═══ GIVEN RECORDS ═══
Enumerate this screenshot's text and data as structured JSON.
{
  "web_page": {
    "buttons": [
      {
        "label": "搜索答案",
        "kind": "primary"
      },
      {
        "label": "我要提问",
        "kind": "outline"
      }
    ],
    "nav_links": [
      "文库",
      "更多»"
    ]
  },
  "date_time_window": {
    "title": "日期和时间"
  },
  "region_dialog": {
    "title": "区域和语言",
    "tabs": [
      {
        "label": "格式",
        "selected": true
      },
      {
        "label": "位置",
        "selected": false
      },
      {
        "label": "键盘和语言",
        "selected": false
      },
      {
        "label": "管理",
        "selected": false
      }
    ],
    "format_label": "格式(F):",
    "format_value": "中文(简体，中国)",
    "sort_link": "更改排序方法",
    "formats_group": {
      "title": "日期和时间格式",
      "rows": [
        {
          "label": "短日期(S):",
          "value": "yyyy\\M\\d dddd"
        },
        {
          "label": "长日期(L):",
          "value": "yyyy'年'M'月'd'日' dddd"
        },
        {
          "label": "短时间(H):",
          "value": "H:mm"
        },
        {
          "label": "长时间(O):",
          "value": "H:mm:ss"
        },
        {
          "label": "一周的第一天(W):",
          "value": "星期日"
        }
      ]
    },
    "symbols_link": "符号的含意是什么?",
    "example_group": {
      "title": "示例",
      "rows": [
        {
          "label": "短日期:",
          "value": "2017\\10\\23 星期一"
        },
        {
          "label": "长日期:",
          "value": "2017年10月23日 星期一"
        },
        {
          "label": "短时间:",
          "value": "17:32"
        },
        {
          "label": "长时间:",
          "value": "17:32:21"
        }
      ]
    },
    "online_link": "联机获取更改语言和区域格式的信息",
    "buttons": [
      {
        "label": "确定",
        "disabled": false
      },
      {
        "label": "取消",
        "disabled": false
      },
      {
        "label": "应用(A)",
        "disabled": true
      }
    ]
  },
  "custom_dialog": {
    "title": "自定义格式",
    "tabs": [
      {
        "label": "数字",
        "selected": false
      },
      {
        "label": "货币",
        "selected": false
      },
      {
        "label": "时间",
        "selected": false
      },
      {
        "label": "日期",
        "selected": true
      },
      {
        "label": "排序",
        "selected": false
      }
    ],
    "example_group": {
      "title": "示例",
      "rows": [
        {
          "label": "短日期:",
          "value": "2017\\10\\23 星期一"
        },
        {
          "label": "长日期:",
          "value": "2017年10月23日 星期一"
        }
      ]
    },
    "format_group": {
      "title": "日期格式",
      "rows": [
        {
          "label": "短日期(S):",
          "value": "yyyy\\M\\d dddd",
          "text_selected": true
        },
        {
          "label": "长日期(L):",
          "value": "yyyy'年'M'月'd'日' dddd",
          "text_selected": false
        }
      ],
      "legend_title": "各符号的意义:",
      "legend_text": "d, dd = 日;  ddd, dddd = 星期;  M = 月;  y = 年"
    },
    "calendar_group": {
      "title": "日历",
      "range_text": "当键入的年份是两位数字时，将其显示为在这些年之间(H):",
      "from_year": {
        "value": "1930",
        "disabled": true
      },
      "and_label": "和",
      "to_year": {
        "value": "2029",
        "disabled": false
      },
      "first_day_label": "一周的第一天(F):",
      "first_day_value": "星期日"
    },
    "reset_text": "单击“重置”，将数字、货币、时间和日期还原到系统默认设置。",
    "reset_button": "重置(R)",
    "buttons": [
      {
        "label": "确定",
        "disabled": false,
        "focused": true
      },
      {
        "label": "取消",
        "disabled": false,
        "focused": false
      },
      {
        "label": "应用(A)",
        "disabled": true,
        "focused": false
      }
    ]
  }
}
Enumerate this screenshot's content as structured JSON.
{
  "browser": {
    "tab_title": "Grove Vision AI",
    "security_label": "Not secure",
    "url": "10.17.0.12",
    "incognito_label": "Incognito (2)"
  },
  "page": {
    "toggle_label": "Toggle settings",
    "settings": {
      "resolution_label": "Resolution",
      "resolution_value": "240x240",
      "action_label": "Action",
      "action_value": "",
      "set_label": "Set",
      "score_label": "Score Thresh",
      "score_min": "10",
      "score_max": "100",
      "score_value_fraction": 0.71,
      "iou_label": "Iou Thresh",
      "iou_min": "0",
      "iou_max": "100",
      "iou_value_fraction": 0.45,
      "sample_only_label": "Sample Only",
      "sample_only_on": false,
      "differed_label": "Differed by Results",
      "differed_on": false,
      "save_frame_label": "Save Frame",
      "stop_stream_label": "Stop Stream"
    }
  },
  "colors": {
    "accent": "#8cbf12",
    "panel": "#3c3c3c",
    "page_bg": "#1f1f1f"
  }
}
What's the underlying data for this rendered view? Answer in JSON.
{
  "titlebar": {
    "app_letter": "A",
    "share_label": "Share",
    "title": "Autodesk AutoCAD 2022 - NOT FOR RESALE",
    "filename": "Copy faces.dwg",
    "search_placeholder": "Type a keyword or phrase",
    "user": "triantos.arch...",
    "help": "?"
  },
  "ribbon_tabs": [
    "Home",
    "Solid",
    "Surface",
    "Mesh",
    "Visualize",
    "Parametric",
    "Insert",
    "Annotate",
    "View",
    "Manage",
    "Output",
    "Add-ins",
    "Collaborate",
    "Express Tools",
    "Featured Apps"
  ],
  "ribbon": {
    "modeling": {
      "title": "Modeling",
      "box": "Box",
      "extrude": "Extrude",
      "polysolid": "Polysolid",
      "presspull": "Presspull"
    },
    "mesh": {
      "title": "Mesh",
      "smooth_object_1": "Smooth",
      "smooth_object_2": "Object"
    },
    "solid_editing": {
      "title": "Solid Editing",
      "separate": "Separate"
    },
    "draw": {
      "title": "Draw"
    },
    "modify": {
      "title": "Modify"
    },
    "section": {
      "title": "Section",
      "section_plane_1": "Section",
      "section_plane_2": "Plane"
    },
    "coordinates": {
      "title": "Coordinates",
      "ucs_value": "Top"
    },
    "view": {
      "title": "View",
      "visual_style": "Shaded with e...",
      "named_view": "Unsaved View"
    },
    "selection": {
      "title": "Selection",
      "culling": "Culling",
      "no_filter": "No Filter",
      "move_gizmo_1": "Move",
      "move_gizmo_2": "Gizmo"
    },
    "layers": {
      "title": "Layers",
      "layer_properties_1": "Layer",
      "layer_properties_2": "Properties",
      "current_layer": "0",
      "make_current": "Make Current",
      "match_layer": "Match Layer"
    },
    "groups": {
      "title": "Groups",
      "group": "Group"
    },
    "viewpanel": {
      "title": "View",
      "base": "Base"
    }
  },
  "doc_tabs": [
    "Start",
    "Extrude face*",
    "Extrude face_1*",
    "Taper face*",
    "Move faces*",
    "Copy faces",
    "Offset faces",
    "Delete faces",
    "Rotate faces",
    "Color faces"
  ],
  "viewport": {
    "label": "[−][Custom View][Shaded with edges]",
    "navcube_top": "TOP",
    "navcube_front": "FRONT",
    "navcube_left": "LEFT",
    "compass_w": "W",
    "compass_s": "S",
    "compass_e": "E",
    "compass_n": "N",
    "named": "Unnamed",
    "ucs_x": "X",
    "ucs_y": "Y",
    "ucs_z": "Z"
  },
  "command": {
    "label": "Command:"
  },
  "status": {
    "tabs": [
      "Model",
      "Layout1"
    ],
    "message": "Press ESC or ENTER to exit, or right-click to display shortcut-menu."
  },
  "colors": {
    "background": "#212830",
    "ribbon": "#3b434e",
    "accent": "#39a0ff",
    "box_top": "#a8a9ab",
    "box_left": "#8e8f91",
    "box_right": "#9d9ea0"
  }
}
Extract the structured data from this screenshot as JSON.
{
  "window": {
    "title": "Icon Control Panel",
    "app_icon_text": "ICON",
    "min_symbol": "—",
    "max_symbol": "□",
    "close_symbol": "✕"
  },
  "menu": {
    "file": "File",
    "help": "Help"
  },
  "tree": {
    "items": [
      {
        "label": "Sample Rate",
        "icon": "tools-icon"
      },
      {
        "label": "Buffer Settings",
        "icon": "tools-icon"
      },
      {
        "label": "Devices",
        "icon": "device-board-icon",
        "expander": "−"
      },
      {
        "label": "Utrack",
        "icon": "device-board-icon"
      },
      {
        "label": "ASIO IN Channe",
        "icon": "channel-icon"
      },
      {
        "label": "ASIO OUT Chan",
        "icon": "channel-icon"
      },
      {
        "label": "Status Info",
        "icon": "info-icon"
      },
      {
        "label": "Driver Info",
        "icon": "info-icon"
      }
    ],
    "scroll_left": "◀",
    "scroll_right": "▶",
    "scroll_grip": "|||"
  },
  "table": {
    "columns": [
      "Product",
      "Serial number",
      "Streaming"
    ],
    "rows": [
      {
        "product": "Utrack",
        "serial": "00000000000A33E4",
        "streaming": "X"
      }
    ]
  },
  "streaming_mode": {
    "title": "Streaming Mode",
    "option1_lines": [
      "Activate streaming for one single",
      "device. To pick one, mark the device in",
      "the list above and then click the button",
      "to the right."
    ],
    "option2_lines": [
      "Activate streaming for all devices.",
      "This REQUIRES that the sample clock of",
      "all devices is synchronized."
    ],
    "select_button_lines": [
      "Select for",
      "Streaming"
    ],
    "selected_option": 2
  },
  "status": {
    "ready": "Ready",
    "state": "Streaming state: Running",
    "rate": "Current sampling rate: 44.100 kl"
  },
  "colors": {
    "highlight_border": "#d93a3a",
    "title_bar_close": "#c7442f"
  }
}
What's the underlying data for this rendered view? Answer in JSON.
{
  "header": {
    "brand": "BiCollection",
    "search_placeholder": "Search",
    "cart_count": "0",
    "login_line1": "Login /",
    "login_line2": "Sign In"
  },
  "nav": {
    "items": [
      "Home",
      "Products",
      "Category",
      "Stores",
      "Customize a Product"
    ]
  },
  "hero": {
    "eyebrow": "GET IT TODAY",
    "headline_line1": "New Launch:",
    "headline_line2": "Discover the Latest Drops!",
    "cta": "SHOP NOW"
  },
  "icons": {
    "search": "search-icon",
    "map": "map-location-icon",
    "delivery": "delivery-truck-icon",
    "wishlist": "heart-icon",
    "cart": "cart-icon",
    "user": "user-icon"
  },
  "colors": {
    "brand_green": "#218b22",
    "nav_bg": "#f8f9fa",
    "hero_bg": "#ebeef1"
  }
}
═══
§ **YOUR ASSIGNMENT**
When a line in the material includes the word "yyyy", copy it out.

§ **ANSWER SPACE**
          "value": "yyyy\\M\\d dddd"
          "value": "yyyy'年'M'月'd'日' dddd"
          "value": "yyyy\\M\\d dddd",
          "value": "yyyy'年'M'月'd'日' dddd",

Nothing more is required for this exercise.